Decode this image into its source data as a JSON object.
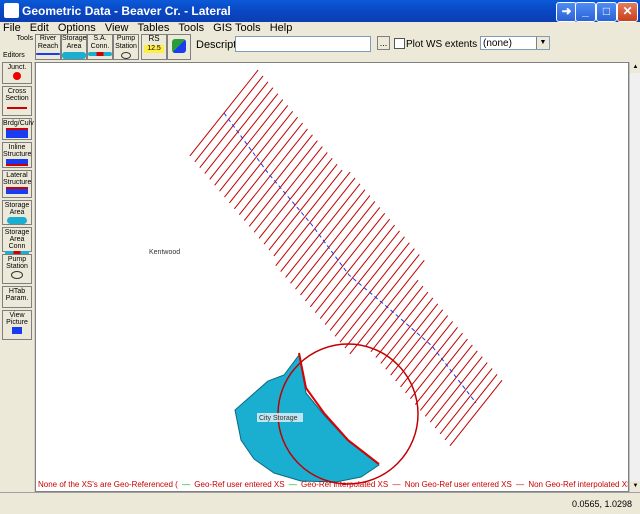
{
  "window": {
    "title": "Geometric Data - Beaver Cr.  - Lateral"
  },
  "menu": [
    "File",
    "Edit",
    "Options",
    "View",
    "Tables",
    "Tools",
    "GIS Tools",
    "Help"
  ],
  "toolbar": {
    "tools_label": "Tools",
    "editors_label": "Editors",
    "river_reach": "River Reach",
    "storage_area": "Storage Area",
    "sa_conn": "S.A. Conn.",
    "pump_station": "Pump Station",
    "rs_label": "RS",
    "rs_value": "12.5",
    "description_label": "Description :",
    "description_value": "",
    "plot_ws_label": "Plot WS extents for Profile:",
    "profile_value": "(none)"
  },
  "sidebar": [
    {
      "label": "Junct."
    },
    {
      "label": "Cross Section"
    },
    {
      "label": "Brdg/Culv"
    },
    {
      "label": "Inline Structure"
    },
    {
      "label": "Lateral Structure"
    },
    {
      "label": "Storage Area"
    },
    {
      "label": "Storage Area Conn"
    },
    {
      "label": "Pump Station"
    },
    {
      "label": "HTab Param."
    },
    {
      "label": "View Picture"
    }
  ],
  "map": {
    "kentwood_label": "Kentwood",
    "storage_label": "City Storage"
  },
  "legend": {
    "none_georef": "None of the XS's are Geo-Referenced (",
    "georef_user": "Geo-Ref user entered XS",
    "georef_interp": "Geo-Ref interpolated XS",
    "nongeo_user": "Non Geo-Ref user entered XS",
    "nongeo_interp": "Non Geo-Ref interpolated XS)"
  },
  "status": {
    "coords": "0.0565, 1.0298"
  },
  "colors": {
    "xs_line": "#c00000",
    "river": "#1a3cf0",
    "storage": "#1aaed0",
    "legend_text": "#cc0000"
  }
}
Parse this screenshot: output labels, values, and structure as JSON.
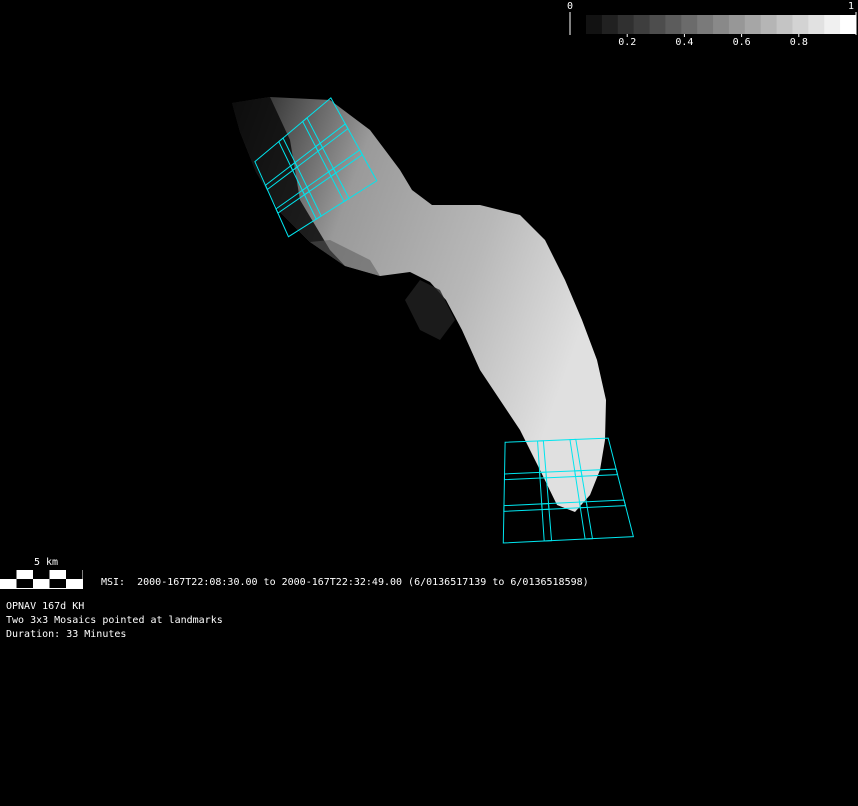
{
  "colorbar": {
    "min_label": "0",
    "max_label": "1",
    "tick_labels": [
      "0.2",
      "0.4",
      "0.6",
      "0.8"
    ],
    "tick_values": [
      0.2,
      0.4,
      0.6,
      0.8
    ],
    "steps": 17
  },
  "scale_bar": {
    "label": "5 km"
  },
  "observation": {
    "msi_line": "MSI:  2000-167T22:08:30.00 to 2000-167T22:32:49.00 (6/0136517139 to 6/0136518598)",
    "title": "OPNAV 167d KH",
    "description": "Two 3x3 Mosaics pointed at landmarks",
    "duration": "Duration: 33 Minutes"
  },
  "colors": {
    "footprint": "#00e5ee",
    "background": "#000000"
  }
}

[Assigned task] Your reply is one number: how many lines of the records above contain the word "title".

[Result for this task] 2